Last month, I interviewed Mike about his writing and art in general, and with particular emphasis on his new crime noir novel, Skidsville. Check out that interview here.
Mike has a lot of projects going, and today he answers a new set of questions, focusing on his satirical novella called Sex and the Circus. If you want to see samples of his work, you can also find him on Wattpad.
1. What inspired you to write Sex and the Circus?
Basically, it's my commentary on things I've observed in North American society. I wanted to tell a story of someone who must learn to assert and value themselves, while struggling with undeserved obligation. Patty is an amalgamation of several women I've known in my life, who I've often seen first hand, often struggling to help others without being appreciated for it. There are still a lot of women in modern society who go from home, to college or university, to marriage and may never assert themselves and create their own independent identity. In fact, the gender doesn't really matter that much. I think many men and women both struggle with some of these feelings and situations. I choose to write the story around the character of Patty, because I think that most people, male or female, will find it more relatable.
2. What are the challenges when it comes to writing a novella rather than a work with both writing and illustration?
I think the challenges mostly come from form and function. Some authors struggle with novella and short stories, whereas I am just the opposite. I don't believe in wasting the reader's time with unnecessary filler. I write a clear concise outline and then cut anything unnecessary or redundant. I don't believe every point I'm trying to make should be hammered into a reader's head 10 times. That's really the only reason that Sex and the Circus is a novella; it just didn't need to be larger than what it ended up being. When it comes to graphic novels, words and images together, the challenge is format learning how to write a properly formatted script and apply that knowledge. You must play film director in your head and not only tell the story, but describe gesture, body language, and facial expression in a way that is understood, especially if someone else is drawing it.
3.When you come up with an idea for a new book, how do you decide or know if it will use words or visual artwork or both?
My roots are in comics and graphic novels, and I'll always love them, but, for me at least, the process of producing a comic is more expensive and time consuming than a novel. Every idea I have, I get a feeling very early on as to whether the concept would be better suited to novel or graphic novel format. Many ideas would work for both, so I'll make a judgement call based on scheduling and time constraints. If I know my schedule doesn't have room to complete an illustrated graphic novel, I'll produce it as a novel first, and then revisit the concept when I have time in my schedule to illustrate it or gather a couple of people to help produce it. There are some projects I just see as comics, and those, I'm holding on to for now in the hopes that I'll get time to draw them, but they may end up seeing life as novels or novellas first.
4. In writing a satire, how do you strike a balance between being funny and possibly going too far?

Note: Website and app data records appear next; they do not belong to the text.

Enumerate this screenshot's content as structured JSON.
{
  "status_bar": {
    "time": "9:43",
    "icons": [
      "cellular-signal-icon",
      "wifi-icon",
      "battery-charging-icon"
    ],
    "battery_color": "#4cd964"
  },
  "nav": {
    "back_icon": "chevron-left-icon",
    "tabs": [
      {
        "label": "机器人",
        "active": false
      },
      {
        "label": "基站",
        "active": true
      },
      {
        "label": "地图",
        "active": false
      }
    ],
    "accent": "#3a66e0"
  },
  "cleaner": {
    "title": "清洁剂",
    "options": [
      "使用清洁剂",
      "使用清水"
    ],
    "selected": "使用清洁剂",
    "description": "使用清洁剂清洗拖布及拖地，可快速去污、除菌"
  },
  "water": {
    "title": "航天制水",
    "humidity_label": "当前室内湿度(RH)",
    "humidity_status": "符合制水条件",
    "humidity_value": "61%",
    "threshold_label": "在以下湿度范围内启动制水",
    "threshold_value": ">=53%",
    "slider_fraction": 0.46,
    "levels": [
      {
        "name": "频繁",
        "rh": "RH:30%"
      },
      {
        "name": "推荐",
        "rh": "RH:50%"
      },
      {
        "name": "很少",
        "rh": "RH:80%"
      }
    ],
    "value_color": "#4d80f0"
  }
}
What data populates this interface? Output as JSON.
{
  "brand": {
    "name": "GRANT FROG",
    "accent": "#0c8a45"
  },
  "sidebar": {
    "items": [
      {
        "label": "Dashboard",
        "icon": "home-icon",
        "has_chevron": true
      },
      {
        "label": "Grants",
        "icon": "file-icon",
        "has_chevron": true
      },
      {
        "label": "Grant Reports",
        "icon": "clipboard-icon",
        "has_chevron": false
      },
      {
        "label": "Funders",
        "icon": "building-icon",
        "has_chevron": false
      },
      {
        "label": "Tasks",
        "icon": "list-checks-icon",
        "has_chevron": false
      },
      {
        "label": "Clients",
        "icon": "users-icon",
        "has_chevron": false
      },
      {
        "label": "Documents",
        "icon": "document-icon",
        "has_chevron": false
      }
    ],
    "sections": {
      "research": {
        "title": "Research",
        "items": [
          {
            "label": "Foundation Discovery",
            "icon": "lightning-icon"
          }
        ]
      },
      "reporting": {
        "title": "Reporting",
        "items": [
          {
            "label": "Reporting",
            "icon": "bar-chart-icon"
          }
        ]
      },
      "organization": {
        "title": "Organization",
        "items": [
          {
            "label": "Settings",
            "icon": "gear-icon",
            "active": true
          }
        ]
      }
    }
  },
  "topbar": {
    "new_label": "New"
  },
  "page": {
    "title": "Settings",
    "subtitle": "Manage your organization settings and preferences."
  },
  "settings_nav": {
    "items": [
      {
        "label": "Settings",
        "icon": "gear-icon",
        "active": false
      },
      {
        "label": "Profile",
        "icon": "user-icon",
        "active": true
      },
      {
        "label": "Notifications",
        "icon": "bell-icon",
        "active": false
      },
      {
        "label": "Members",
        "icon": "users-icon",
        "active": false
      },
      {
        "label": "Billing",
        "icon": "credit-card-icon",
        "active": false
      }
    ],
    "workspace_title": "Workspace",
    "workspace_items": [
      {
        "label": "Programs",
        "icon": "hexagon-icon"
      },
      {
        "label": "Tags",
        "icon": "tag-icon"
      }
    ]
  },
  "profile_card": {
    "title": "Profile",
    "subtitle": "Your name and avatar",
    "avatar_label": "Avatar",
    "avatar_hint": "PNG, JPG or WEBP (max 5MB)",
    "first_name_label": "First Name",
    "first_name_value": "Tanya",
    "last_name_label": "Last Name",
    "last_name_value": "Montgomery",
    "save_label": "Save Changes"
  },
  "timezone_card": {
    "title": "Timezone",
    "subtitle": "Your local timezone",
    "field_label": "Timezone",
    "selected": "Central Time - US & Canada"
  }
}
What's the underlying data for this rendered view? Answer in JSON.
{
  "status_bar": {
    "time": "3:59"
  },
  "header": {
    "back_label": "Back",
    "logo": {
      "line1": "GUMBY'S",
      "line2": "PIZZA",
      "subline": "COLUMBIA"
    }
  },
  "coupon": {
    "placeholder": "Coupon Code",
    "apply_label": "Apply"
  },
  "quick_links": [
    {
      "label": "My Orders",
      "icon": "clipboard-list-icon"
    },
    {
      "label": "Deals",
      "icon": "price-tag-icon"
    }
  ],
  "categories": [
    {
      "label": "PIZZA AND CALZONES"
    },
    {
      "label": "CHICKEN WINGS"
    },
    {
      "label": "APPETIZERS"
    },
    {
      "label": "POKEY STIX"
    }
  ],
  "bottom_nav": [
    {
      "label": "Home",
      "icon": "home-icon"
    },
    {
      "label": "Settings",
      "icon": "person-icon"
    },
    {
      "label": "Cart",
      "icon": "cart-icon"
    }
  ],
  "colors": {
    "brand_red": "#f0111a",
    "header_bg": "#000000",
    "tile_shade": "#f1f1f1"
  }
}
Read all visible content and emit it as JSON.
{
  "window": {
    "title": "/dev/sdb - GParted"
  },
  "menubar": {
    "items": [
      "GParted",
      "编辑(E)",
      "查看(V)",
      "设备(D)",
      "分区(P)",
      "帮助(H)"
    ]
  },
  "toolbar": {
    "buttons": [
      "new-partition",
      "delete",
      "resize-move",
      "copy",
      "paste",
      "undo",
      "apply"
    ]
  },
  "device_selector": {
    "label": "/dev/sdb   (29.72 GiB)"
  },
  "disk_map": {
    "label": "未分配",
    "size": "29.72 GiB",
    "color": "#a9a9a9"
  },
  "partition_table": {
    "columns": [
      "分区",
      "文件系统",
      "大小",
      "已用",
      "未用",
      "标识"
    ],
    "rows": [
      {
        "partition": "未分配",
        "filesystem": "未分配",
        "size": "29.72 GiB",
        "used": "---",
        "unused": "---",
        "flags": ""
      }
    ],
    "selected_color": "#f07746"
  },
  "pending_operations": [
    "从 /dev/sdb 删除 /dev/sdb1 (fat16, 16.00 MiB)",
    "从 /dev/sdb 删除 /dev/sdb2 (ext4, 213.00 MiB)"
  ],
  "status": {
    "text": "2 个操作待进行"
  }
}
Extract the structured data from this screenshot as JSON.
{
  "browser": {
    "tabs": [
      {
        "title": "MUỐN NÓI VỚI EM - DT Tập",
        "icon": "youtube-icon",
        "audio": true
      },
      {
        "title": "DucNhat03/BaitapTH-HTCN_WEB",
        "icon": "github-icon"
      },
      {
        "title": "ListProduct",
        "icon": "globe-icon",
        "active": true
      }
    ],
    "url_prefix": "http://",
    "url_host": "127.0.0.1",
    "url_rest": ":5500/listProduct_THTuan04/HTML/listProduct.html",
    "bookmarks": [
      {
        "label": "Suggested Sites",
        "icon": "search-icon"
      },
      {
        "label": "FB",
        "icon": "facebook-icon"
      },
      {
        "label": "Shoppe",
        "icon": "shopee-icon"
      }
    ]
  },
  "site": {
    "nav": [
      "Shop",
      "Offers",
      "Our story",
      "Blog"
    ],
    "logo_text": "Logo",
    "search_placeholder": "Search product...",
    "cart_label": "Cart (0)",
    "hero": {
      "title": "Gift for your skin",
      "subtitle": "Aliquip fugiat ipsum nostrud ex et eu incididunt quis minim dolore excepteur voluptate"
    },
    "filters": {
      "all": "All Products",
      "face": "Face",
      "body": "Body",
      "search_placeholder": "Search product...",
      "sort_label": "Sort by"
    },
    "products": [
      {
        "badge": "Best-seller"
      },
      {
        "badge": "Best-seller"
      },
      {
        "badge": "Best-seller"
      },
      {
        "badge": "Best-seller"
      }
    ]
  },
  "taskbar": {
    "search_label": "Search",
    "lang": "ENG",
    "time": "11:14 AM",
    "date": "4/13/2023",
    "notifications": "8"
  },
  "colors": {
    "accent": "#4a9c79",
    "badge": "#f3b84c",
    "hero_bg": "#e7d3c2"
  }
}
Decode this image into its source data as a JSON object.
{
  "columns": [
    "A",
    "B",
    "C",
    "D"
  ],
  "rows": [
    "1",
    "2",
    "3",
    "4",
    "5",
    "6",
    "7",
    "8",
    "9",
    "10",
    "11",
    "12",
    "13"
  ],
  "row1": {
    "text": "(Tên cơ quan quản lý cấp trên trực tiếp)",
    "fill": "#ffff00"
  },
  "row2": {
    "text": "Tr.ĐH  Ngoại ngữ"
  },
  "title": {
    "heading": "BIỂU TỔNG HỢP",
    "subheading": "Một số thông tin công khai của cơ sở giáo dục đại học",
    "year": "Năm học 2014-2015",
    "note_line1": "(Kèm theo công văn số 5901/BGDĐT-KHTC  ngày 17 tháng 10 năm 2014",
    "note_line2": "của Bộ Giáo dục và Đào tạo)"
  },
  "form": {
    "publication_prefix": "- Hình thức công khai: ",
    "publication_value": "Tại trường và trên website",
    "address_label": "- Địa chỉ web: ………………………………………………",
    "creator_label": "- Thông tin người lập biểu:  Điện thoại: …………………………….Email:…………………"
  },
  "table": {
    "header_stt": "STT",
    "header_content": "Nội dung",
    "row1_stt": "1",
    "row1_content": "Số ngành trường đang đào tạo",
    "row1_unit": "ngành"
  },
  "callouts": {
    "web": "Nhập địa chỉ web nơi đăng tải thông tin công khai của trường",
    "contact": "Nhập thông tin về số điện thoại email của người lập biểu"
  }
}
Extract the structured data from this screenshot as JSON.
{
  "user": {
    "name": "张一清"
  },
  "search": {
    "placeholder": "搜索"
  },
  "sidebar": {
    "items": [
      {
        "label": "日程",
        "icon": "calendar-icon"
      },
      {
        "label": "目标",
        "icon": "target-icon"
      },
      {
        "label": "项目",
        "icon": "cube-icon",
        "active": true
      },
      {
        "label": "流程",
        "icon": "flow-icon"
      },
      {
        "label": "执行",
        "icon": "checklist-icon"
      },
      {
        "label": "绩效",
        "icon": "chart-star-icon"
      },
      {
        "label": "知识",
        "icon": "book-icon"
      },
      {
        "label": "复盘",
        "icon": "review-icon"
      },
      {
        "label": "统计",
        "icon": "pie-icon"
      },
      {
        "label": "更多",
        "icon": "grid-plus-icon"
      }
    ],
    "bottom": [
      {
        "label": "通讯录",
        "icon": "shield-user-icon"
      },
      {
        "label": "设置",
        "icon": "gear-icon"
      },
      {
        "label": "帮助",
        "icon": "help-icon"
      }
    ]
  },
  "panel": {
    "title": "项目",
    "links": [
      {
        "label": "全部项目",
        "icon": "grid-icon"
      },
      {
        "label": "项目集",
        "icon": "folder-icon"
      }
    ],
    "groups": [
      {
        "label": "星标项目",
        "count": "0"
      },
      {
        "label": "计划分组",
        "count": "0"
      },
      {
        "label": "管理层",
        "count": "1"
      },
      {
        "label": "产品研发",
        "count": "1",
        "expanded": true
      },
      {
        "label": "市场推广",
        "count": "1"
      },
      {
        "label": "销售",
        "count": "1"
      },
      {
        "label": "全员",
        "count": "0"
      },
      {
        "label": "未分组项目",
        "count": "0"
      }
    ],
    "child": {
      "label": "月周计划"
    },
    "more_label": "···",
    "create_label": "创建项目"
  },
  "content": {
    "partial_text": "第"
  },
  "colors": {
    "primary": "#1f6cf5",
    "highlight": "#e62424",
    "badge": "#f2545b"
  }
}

I live by a rule used by many comedians. There is no too far. Just when you're at the edge where you're becoming apprehensive and uncomfortable, that's where you should be. If you're ever feeling uncomfortable while reading one of my stories, it's because I want you to. That scene was written to make the reader face something, or see something I'm trying to say. Often the message is that something isn't as scary as is commonly believed or that characters can make unexpected decisions that you could also make in your own life.
5. What have you been working on lately, and do you have any projects planned for the new year that you're especially looking forward to working on?
My next book is already in the bag. It's a story about abusive relationships and mental illness, and one of the characters happens to be a vampire. It's expected to release on Valentine's Day 2017. There will be more info about it released after the Christmas holidays. It's a full-length novel, and I'm really looking forward to releasing it and getting people's reactions. It's a close personal project, and I'm dying to tell people about it, but I can't yet. Of course, I love my characters in Sex and the Circus, too, and I believe the story carries a lot of important messages and life situations, humorous and dramatic, that readers will identify with. Also, I'm currently producing my next novel that will be coming out after that. It's going to be a statement about corruption in political and financial circles, told as a Western. I tend to gravitate mostly to genres of humor and horror, but I love all genres, so I make a concerted effort to switch things up with every book. I had had no shortage of horror concepts in the last couple years, but I don't want to perceived as a horror writer, but an author that can tackle anything. Because of that I purposely alternate between other genres, like drama, humor, true stories, western and sci-fi. I already have the concepts I'll be working on for the next couple years plotted out, so there will be a lot of fun and entertaining stories for me to share with readers over the next couple years, including a few horror stories. I'm really looking forward to the stories I will get to share in 2017.
Thanks again, Mike!